[Data records]
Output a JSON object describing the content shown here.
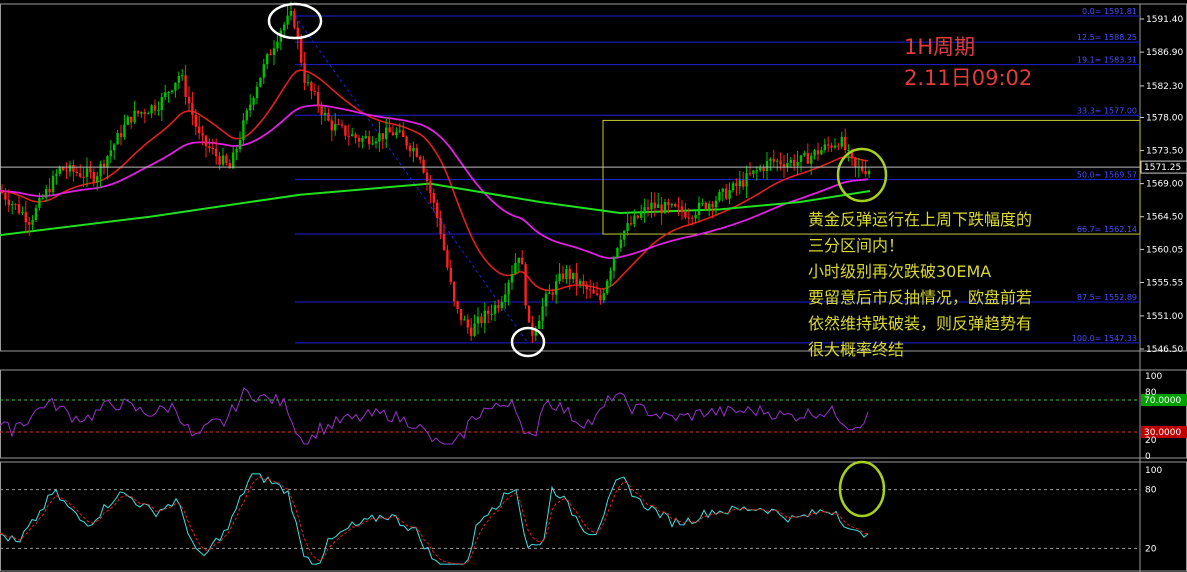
{
  "caption": {
    "timeframe": "1H周期",
    "datetime": "2.11日09:02"
  },
  "notes": [
    "黄金反弹运行在上周下跌幅度的",
    "三分区间内！",
    "小时级别再次跌破30EMA",
    "要留意后市反抽情况，欧盘前若",
    "依然维持跌破装，则反弹趋势有",
    "很大概率终结"
  ],
  "colors": {
    "background": "#000000",
    "bull_candle": "#00c000",
    "bear_candle": "#ff2020",
    "ema_fast": "#e02020",
    "ema_mid": "#e020e0",
    "ema_slow": "#20e020",
    "fib_line": "#2020d8",
    "range_box": "#c8c832",
    "rsi_line": "#9932cc",
    "stoch_k": "#40e0e0",
    "stoch_d": "#e02020",
    "highlight_circle": "#ffffff",
    "marker_circle": "#a8d020"
  },
  "chart_data": [
    {
      "type": "candlestick",
      "panel": "price",
      "y_ticks": [
        "1591.40",
        "1586.90",
        "1582.30",
        "1578.00",
        "1573.50",
        "1569.00",
        "1564.50",
        "1560.05",
        "1555.55",
        "1551.00",
        "1546.50"
      ],
      "ylim": [
        1546.5,
        1591.4
      ],
      "current_price": "1571.25",
      "fibonacci_levels": [
        {
          "label": "0.0= 1591.81",
          "value": 1591.8
        },
        {
          "label": "12.5= 1588.25",
          "value": 1588.25
        },
        {
          "label": "19.1= 1583.31",
          "value": 1585.2
        },
        {
          "label": "33.3= 1577.00",
          "value": 1578.3
        },
        {
          "label": "50.0= 1569.57",
          "value": 1569.57
        },
        {
          "label": "66.7= 1562.14",
          "value": 1562.14
        },
        {
          "label": "87.5= 1552.89",
          "value": 1552.89
        },
        {
          "label": "100.0= 1547.33",
          "value": 1547.33
        }
      ],
      "ema_series_colors": [
        "ema_fast",
        "ema_mid",
        "ema_slow"
      ],
      "annotation": "swing high 1591.8 and swing low 1547.3 circled; retracement box 1562–1577"
    },
    {
      "type": "line",
      "panel": "rsi",
      "y_ticks": [
        "100",
        "80",
        "20",
        "0"
      ],
      "levels": [
        {
          "label": "70.0000",
          "value": 70
        },
        {
          "label": "30.0000",
          "value": 30
        }
      ],
      "ylim": [
        0,
        100
      ]
    },
    {
      "type": "line",
      "panel": "stochastic",
      "y_ticks": [
        "100",
        "80",
        "20"
      ],
      "levels": [
        80,
        20
      ],
      "ylim": [
        0,
        100
      ]
    }
  ]
}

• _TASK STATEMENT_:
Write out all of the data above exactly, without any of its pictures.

• _RESPONSE AREA_:
Output a JSON object describing the content shown here.
{
  "caption": {
    "timeframe": "1H周期",
    "datetime": "2.11日09:02"
  },
  "notes": [
    "黄金反弹运行在上周下跌幅度的",
    "三分区间内！",
    "小时级别再次跌破30EMA",
    "要留意后市反抽情况，欧盘前若",
    "依然维持跌破装，则反弹趋势有",
    "很大概率终结"
  ],
  "colors": {
    "background": "#000000",
    "bull_candle": "#00c000",
    "bear_candle": "#ff2020",
    "ema_fast": "#e02020",
    "ema_mid": "#e020e0",
    "ema_slow": "#20e020",
    "fib_line": "#2020d8",
    "range_box": "#c8c832",
    "rsi_line": "#9932cc",
    "stoch_k": "#40e0e0",
    "stoch_d": "#e02020",
    "highlight_circle": "#ffffff",
    "marker_circle": "#a8d020"
  },
  "chart_data": [
    {
      "type": "candlestick",
      "panel": "price",
      "y_ticks": [
        "1591.40",
        "1586.90",
        "1582.30",
        "1578.00",
        "1573.50",
        "1569.00",
        "1564.50",
        "1560.05",
        "1555.55",
        "1551.00",
        "1546.50"
      ],
      "ylim": [
        1546.5,
        1591.4
      ],
      "current_price": "1571.25",
      "fibonacci_levels": [
        {
          "label": "0.0= 1591.81",
          "value": 1591.8
        },
        {
          "label": "12.5= 1588.25",
          "value": 1588.25
        },
        {
          "label": "19.1= 1583.31",
          "value": 1585.2
        },
        {
          "label": "33.3= 1577.00",
          "value": 1578.3
        },
        {
          "label": "50.0= 1569.57",
          "value": 1569.57
        },
        {
          "label": "66.7= 1562.14",
          "value": 1562.14
        },
        {
          "label": "87.5= 1552.89",
          "value": 1552.89
        },
        {
          "label": "100.0= 1547.33",
          "value": 1547.33
        }
      ],
      "ema_series_colors": [
        "ema_fast",
        "ema_mid",
        "ema_slow"
      ],
      "annotation": "swing high 1591.8 and swing low 1547.3 circled; retracement box 1562–1577"
    },
    {
      "type": "line",
      "panel": "rsi",
      "y_ticks": [
        "100",
        "80",
        "20",
        "0"
      ],
      "levels": [
        {
          "label": "70.0000",
          "value": 70
        },
        {
          "label": "30.0000",
          "value": 30
        }
      ],
      "ylim": [
        0,
        100
      ]
    },
    {
      "type": "line",
      "panel": "stochastic",
      "y_ticks": [
        "100",
        "80",
        "20"
      ],
      "levels": [
        80,
        20
      ],
      "ylim": [
        0,
        100
      ]
    }
  ]
}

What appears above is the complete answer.